Health and Wellness Informatics News

CIOs to break barriers in terms of telehealth integration, analytics, innovation, and more

Four health IT leaders discuss tackling barriers that challenge the technical innovation of the health system.

Non-technical structural hurdles to innovation are the major reason for the issues faced by technical innovation. The pandemic put a laser focus on the importance of accelerating telehealth integration and scopes for a better patient-care model. The chief information officers learned several lessons during the past year as healthcare sector turned upside down by the COVID 19.

Darrow on Mount Sinai Health System said that he and his team observed, “Before 2020, telehealth visits composed a minuscule fraction of our ambulatory care. Today we have sustained virtual visits at about 15-20% of the total. In many cases, we needed to overcome the barrier of, ‘I can only do my job with my patient physically present’ with a tolerant combination of, ‘In some cases, virtual care may be an appropriate alternative’ and ‘Perhaps your patients don’t want to spend so much time traveling and sitting in your waiting room for the privilege of seeing you.”
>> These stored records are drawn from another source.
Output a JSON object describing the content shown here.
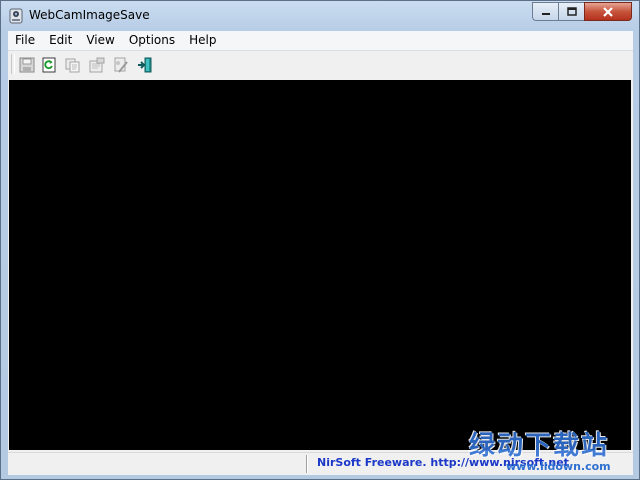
{
  "window": {
    "title": "WebCamImageSave",
    "controls": {
      "minimize": "minimize-icon",
      "maximize": "maximize-icon",
      "close": "close-icon"
    }
  },
  "menu": {
    "items": [
      {
        "label": "File"
      },
      {
        "label": "Edit"
      },
      {
        "label": "View"
      },
      {
        "label": "Options"
      },
      {
        "label": "Help"
      }
    ]
  },
  "toolbar": {
    "buttons": [
      {
        "icon": "save-icon",
        "enabled": false
      },
      {
        "icon": "refresh-icon",
        "enabled": true
      },
      {
        "icon": "copy-icon",
        "enabled": false
      },
      {
        "icon": "properties-icon",
        "enabled": false
      },
      {
        "icon": "options-icon",
        "enabled": false
      },
      {
        "icon": "exit-icon",
        "enabled": true
      }
    ]
  },
  "status": {
    "link_text": "NirSoft Freeware.  http://www.nirsoft.net"
  },
  "watermark": {
    "text": "绿动下载站",
    "url": "www.lldown.com"
  }
}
Darrow also said he and his team tasted success by spotting early adopter physician champions. They allow them to endorse both the workflows and the technology that helped to overcome the situation a lot.
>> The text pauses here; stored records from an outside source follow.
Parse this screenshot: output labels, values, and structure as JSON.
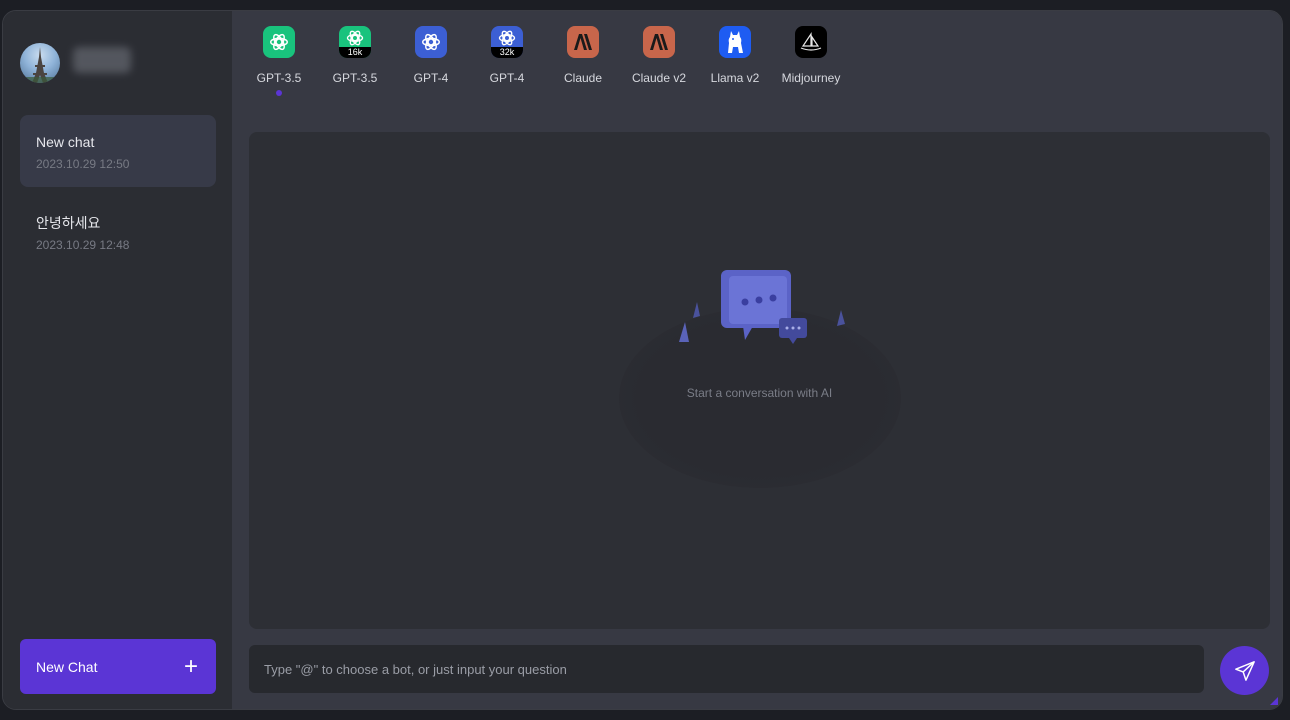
{
  "user": {
    "avatar_icon": "eiffel-tower-icon"
  },
  "chats": [
    {
      "title": "New chat",
      "time": "2023.10.29 12:50",
      "active": true
    },
    {
      "title": "안녕하세요",
      "time": "2023.10.29 12:48",
      "active": false
    }
  ],
  "new_chat_button": {
    "label": "New Chat",
    "icon": "plus-icon"
  },
  "bots": [
    {
      "label": "GPT-3.5",
      "badge": "",
      "icon": "openai-icon",
      "color": "#19c37d",
      "selected": true
    },
    {
      "label": "GPT-3.5",
      "badge": "16k",
      "icon": "openai-icon",
      "color": "#19c37d",
      "selected": false
    },
    {
      "label": "GPT-4",
      "badge": "",
      "icon": "openai-icon",
      "color": "#3c5fd4",
      "selected": false
    },
    {
      "label": "GPT-4",
      "badge": "32k",
      "icon": "openai-icon",
      "color": "#3c5fd4",
      "selected": false
    },
    {
      "label": "Claude",
      "badge": "",
      "icon": "anthropic-icon",
      "color": "#c8664b",
      "selected": false
    },
    {
      "label": "Claude v2",
      "badge": "",
      "icon": "anthropic-icon",
      "color": "#c8664b",
      "selected": false
    },
    {
      "label": "Llama v2",
      "badge": "",
      "icon": "llama-icon",
      "color": "#1e5cf2",
      "selected": false
    },
    {
      "label": "Midjourney",
      "badge": "",
      "icon": "midjourney-icon",
      "color": "#000000",
      "selected": false
    }
  ],
  "empty_state": {
    "text": "Start a conversation with AI",
    "icon": "chat-bubbles-icon"
  },
  "input": {
    "placeholder": "Type \"@\" to choose a bot, or just input your question",
    "value": ""
  },
  "send_button": {
    "icon": "paper-plane-icon"
  },
  "colors": {
    "accent": "#5b35d5",
    "sidebar_bg": "#2b2d33",
    "main_bg": "#373943"
  }
}
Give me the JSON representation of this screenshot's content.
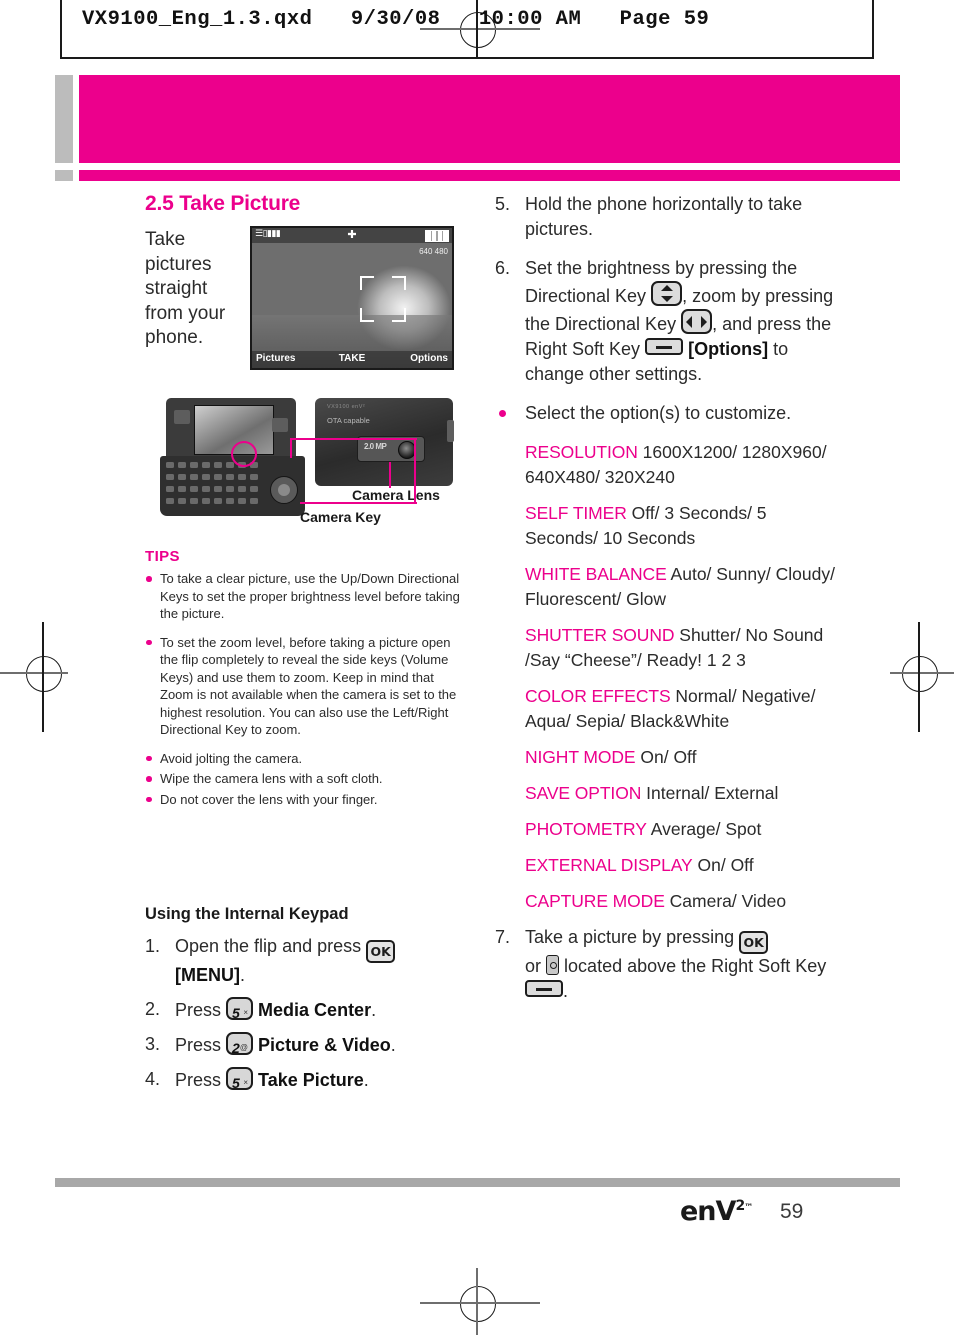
{
  "print_header": {
    "text": "VX9100_Eng_1.3.qxd   9/30/08   10:00 AM   Page 59"
  },
  "colors": {
    "accent_magenta": "#EC008C",
    "gray_tab": "#BCBCBC",
    "footer_rule": "#A8A8A8",
    "body_text": "#2B2B2B"
  },
  "left_column": {
    "section_title": "2.5 Take Picture",
    "intro_text": "Take pictures straight from your phone.",
    "camera_screen": {
      "status_left": "EV D",
      "status_center": "crosshair-icon",
      "resolution_badge": "640 480",
      "softkey_left": "Pictures",
      "softkey_center": "TAKE",
      "softkey_right": "Options"
    },
    "diagram": {
      "callout_lens": "Camera Lens",
      "callout_key": "Camera Key",
      "back_brand": "VX9100 enV²",
      "back_label": "OTA capable",
      "megapixel_label": "2.0 MP"
    },
    "tips": {
      "title": "TIPS",
      "items": [
        "To take a clear picture, use the Up/Down Directional Keys to set the proper brightness level before taking the picture.",
        "To set the zoom level, before taking a picture open the flip completely to reveal the side keys (Volume Keys) and use them to zoom. Keep in mind that Zoom is not available when the camera is set to the highest resolution. You can also use the Left/Right Directional Key to zoom.",
        "Avoid jolting the camera.",
        "Wipe the camera lens with a soft cloth.",
        "Do not cover the lens with your finger."
      ]
    },
    "keypad_section": {
      "heading": "Using the Internal Keypad",
      "steps": [
        {
          "num": "1.",
          "pre": "Open the flip and press",
          "key": "OK",
          "post_bold": "[MENU]",
          "post": "."
        },
        {
          "num": "2.",
          "pre": "Press",
          "key_digit": "5",
          "key_sup": "×",
          "post_bold": "Media Center",
          "post": "."
        },
        {
          "num": "3.",
          "pre": "Press",
          "key_digit": "2",
          "key_sup": "@",
          "post_bold": "Picture & Video",
          "post": "."
        },
        {
          "num": "4.",
          "pre": "Press",
          "key_digit": "5",
          "key_sup": "×",
          "post_bold": "Take Picture",
          "post": "."
        }
      ]
    }
  },
  "right_column": {
    "step5": {
      "num": "5.",
      "text": "Hold the phone horizontally to take pictures."
    },
    "step6": {
      "num": "6.",
      "part1": "Set the brightness by pressing the Directional Key",
      "part2": ", zoom by pressing the Directional Key",
      "part3": ", and press the Right Soft Key",
      "part4_bold": "[Options]",
      "part5": "to change other settings."
    },
    "customize_bullet": "Select the option(s) to customize.",
    "options": [
      {
        "key": "RESOLUTION",
        "value": "1600X1200/ 1280X960/ 640X480/ 320X240"
      },
      {
        "key": "SELF TIMER",
        "value": "Off/ 3 Seconds/ 5 Seconds/ 10 Seconds"
      },
      {
        "key": "WHITE BALANCE",
        "value": "Auto/ Sunny/ Cloudy/ Fluorescent/ Glow"
      },
      {
        "key": "SHUTTER SOUND",
        "value": "Shutter/ No Sound /Say “Cheese”/ Ready! 1 2 3"
      },
      {
        "key": "COLOR EFFECTS",
        "value": "Normal/ Negative/ Aqua/ Sepia/ Black&White"
      },
      {
        "key": "NIGHT MODE",
        "value": "On/ Off"
      },
      {
        "key": "SAVE OPTION",
        "value": "Internal/ External"
      },
      {
        "key": "PHOTOMETRY",
        "value": "Average/ Spot"
      },
      {
        "key": "EXTERNAL DISPLAY",
        "value": "On/ Off"
      },
      {
        "key": "CAPTURE MODE",
        "value": "Camera/ Video"
      }
    ],
    "step7": {
      "num": "7.",
      "part1": "Take a picture by pressing",
      "part2": "or",
      "part3": "located above the Right Soft Key",
      "part4": "."
    }
  },
  "footer": {
    "logo_text": "enV",
    "logo_sup": "2",
    "logo_tm": "™",
    "page_number": "59"
  }
}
Darrow even claimed that not all patients of Mount Sinai have a similar reach to the organization’s health IT options. Hence, it is the onus of the health system to consciously build equity into the system. The discussion came up with solutions like encouraging the health care teams, allow flexible working hours, etc. Waltz of MidMichigan Health shares his personal goal of arranging two virtual lunch meetings with a small group of employees.
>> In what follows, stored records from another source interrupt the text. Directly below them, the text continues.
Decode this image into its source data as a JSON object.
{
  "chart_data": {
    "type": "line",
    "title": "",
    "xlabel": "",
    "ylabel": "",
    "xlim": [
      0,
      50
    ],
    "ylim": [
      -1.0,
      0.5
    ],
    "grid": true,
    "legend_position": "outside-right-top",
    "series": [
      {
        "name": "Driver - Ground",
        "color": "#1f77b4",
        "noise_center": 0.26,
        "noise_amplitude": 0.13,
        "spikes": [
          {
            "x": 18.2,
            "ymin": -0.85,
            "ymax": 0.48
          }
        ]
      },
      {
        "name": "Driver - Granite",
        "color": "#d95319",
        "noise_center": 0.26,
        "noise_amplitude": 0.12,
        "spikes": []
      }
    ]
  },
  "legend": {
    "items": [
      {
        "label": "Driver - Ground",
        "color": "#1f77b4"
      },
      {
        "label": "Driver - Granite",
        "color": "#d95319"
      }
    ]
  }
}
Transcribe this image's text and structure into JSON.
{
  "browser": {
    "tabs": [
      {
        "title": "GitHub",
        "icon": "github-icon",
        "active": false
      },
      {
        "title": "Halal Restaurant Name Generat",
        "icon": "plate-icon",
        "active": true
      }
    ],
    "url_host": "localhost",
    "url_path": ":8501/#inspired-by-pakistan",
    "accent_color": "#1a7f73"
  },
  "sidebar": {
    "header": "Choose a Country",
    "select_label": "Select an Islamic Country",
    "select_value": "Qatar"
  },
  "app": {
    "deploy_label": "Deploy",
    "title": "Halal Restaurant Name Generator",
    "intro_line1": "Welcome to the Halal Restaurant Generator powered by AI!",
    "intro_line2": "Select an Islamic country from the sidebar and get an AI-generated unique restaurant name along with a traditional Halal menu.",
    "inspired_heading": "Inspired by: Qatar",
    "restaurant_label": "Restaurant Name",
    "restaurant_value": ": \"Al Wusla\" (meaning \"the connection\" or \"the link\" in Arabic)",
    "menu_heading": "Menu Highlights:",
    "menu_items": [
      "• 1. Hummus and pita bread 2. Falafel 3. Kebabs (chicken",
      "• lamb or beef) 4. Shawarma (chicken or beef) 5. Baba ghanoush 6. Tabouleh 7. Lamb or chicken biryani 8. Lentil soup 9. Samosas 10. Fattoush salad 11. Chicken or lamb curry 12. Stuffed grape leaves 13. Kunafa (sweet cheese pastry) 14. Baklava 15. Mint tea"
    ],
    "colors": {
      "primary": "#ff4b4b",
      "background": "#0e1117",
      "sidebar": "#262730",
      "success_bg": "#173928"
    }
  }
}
Pointing on the importance of advanced analytics, telehealth integration, algorithms, data visualization tools, Patel of Cone Health claimed it had helped them to understand COVID-19’s character and nature. He even suggests executing enterprise data architecture to connect real-time capabilities, integration, and interoperability as a conclusion of his statement.